> **Task to complete**:
Repeat the entries that appear below, exactly as they are given.

> **Data under study**:
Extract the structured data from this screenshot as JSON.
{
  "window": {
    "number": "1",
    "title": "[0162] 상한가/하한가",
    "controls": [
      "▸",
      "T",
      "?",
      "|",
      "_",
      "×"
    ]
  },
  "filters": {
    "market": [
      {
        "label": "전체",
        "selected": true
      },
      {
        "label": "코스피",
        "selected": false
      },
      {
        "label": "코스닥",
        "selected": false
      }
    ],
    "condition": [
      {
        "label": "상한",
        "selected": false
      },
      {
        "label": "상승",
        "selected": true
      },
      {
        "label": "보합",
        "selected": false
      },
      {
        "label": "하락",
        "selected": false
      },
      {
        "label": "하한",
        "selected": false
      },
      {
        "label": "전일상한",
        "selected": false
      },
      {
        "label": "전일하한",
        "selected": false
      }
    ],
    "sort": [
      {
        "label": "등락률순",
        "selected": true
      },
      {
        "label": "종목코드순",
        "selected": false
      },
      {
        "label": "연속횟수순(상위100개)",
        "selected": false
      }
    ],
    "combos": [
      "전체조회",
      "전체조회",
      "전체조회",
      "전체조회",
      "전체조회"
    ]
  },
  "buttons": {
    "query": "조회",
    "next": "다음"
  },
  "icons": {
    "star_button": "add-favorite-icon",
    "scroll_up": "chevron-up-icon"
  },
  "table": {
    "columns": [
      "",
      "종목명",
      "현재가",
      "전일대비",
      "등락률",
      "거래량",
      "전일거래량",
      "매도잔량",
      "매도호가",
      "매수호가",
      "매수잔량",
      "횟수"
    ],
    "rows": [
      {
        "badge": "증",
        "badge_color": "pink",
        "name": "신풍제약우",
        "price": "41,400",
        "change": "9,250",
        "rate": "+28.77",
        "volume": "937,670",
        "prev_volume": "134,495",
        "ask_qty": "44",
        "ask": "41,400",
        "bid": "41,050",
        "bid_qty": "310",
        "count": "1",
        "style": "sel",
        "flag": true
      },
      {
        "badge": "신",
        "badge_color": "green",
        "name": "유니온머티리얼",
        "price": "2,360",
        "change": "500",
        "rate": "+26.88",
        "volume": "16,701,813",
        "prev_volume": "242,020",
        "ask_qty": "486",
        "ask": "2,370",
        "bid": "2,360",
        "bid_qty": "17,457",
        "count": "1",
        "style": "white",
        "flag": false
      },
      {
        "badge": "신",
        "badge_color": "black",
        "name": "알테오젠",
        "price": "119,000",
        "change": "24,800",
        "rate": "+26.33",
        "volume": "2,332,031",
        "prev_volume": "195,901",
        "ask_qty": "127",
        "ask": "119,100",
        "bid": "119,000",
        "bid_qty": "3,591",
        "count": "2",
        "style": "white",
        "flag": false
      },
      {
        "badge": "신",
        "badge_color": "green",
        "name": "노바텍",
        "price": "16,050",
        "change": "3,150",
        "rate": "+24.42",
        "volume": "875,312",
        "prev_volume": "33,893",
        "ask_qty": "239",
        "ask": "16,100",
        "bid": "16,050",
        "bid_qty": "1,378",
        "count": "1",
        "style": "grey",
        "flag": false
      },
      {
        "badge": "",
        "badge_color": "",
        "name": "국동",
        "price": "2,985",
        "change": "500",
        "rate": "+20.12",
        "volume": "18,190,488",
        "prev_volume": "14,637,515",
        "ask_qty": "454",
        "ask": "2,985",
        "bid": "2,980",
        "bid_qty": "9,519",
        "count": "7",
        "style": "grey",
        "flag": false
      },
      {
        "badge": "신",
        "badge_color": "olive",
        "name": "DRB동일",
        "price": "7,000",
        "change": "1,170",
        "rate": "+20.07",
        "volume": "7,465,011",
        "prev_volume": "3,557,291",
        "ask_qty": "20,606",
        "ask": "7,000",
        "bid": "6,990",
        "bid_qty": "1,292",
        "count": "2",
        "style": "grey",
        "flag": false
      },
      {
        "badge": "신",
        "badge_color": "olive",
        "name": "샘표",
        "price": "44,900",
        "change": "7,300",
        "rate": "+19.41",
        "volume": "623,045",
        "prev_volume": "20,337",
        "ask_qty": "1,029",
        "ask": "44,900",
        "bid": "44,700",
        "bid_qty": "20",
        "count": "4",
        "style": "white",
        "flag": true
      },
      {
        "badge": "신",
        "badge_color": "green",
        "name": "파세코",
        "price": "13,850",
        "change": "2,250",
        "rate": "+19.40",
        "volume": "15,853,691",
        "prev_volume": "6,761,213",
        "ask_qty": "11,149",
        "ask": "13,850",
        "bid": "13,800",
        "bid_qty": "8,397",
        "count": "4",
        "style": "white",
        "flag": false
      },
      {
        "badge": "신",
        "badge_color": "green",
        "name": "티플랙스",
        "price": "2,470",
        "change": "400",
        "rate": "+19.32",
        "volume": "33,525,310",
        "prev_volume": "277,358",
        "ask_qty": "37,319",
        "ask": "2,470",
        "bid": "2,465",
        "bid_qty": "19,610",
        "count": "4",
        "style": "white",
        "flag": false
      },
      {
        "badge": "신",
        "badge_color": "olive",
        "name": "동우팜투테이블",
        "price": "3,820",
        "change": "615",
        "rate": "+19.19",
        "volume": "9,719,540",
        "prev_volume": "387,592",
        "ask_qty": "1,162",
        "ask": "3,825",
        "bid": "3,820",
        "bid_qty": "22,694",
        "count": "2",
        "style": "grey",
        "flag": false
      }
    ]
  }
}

> **Exercise result**:
Extract the structured data from this screenshot as JSON.
{
  "window": {
    "number": "1",
    "title": "[0162] 상한가/하한가",
    "controls": [
      "▸",
      "T",
      "?",
      "|",
      "_",
      "×"
    ]
  },
  "filters": {
    "market": [
      {
        "label": "전체",
        "selected": true
      },
      {
        "label": "코스피",
        "selected": false
      },
      {
        "label": "코스닥",
        "selected": false
      }
    ],
    "condition": [
      {
        "label": "상한",
        "selected": false
      },
      {
        "label": "상승",
        "selected": true
      },
      {
        "label": "보합",
        "selected": false
      },
      {
        "label": "하락",
        "selected": false
      },
      {
        "label": "하한",
        "selected": false
      },
      {
        "label": "전일상한",
        "selected": false
      },
      {
        "label": "전일하한",
        "selected": false
      }
    ],
    "sort": [
      {
        "label": "등락률순",
        "selected": true
      },
      {
        "label": "종목코드순",
        "selected": false
      },
      {
        "label": "연속횟수순(상위100개)",
        "selected": false
      }
    ],
    "combos": [
      "전체조회",
      "전체조회",
      "전체조회",
      "전체조회",
      "전체조회"
    ]
  },
  "buttons": {
    "query": "조회",
    "next": "다음"
  },
  "icons": {
    "star_button": "add-favorite-icon",
    "scroll_up": "chevron-up-icon"
  },
  "table": {
    "columns": [
      "",
      "종목명",
      "현재가",
      "전일대비",
      "등락률",
      "거래량",
      "전일거래량",
      "매도잔량",
      "매도호가",
      "매수호가",
      "매수잔량",
      "횟수"
    ],
    "rows": [
      {
        "badge": "증",
        "badge_color": "pink",
        "name": "신풍제약우",
        "price": "41,400",
        "change": "9,250",
        "rate": "+28.77",
        "volume": "937,670",
        "prev_volume": "134,495",
        "ask_qty": "44",
        "ask": "41,400",
        "bid": "41,050",
        "bid_qty": "310",
        "count": "1",
        "style": "sel",
        "flag": true
      },
      {
        "badge": "신",
        "badge_color": "green",
        "name": "유니온머티리얼",
        "price": "2,360",
        "change": "500",
        "rate": "+26.88",
        "volume": "16,701,813",
        "prev_volume": "242,020",
        "ask_qty": "486",
        "ask": "2,370",
        "bid": "2,360",
        "bid_qty": "17,457",
        "count": "1",
        "style": "white",
        "flag": false
      },
      {
        "badge": "신",
        "badge_color": "black",
        "name": "알테오젠",
        "price": "119,000",
        "change": "24,800",
        "rate": "+26.33",
        "volume": "2,332,031",
        "prev_volume": "195,901",
        "ask_qty": "127",
        "ask": "119,100",
        "bid": "119,000",
        "bid_qty": "3,591",
        "count": "2",
        "style": "white",
        "flag": false
      },
      {
        "badge": "신",
        "badge_color": "green",
        "name": "노바텍",
        "price": "16,050",
        "change": "3,150",
        "rate": "+24.42",
        "volume": "875,312",
        "prev_volume": "33,893",
        "ask_qty": "239",
        "ask": "16,100",
        "bid": "16,050",
        "bid_qty": "1,378",
        "count": "1",
        "style": "grey",
        "flag": false
      },
      {
        "badge": "",
        "badge_color": "",
        "name": "국동",
        "price": "2,985",
        "change": "500",
        "rate": "+20.12",
        "volume": "18,190,488",
        "prev_volume": "14,637,515",
        "ask_qty": "454",
        "ask": "2,985",
        "bid": "2,980",
        "bid_qty": "9,519",
        "count": "7",
        "style": "grey",
        "flag": false
      },
      {
        "badge": "신",
        "badge_color": "olive",
        "name": "DRB동일",
        "price": "7,000",
        "change": "1,170",
        "rate": "+20.07",
        "volume": "7,465,011",
        "prev_volume": "3,557,291",
        "ask_qty": "20,606",
        "ask": "7,000",
        "bid": "6,990",
        "bid_qty": "1,292",
        "count": "2",
        "style": "grey",
        "flag": false
      },
      {
        "badge": "신",
        "badge_color": "olive",
        "name": "샘표",
        "price": "44,900",
        "change": "7,300",
        "rate": "+19.41",
        "volume": "623,045",
        "prev_volume": "20,337",
        "ask_qty": "1,029",
        "ask": "44,900",
        "bid": "44,700",
        "bid_qty": "20",
        "count": "4",
        "style": "white",
        "flag": true
      },
      {
        "badge": "신",
        "badge_color": "green",
        "name": "파세코",
        "price": "13,850",
        "change": "2,250",
        "rate": "+19.40",
        "volume": "15,853,691",
        "prev_volume": "6,761,213",
        "ask_qty": "11,149",
        "ask": "13,850",
        "bid": "13,800",
        "bid_qty": "8,397",
        "count": "4",
        "style": "white",
        "flag": false
      },
      {
        "badge": "신",
        "badge_color": "green",
        "name": "티플랙스",
        "price": "2,470",
        "change": "400",
        "rate": "+19.32",
        "volume": "33,525,310",
        "prev_volume": "277,358",
        "ask_qty": "37,319",
        "ask": "2,470",
        "bid": "2,465",
        "bid_qty": "19,610",
        "count": "4",
        "style": "white",
        "flag": false
      },
      {
        "badge": "신",
        "badge_color": "olive",
        "name": "동우팜투테이블",
        "price": "3,820",
        "change": "615",
        "rate": "+19.19",
        "volume": "9,719,540",
        "prev_volume": "387,592",
        "ask_qty": "1,162",
        "ask": "3,825",
        "bid": "3,820",
        "bid_qty": "22,694",
        "count": "2",
        "style": "grey",
        "flag": false
      }
    ]
  }
}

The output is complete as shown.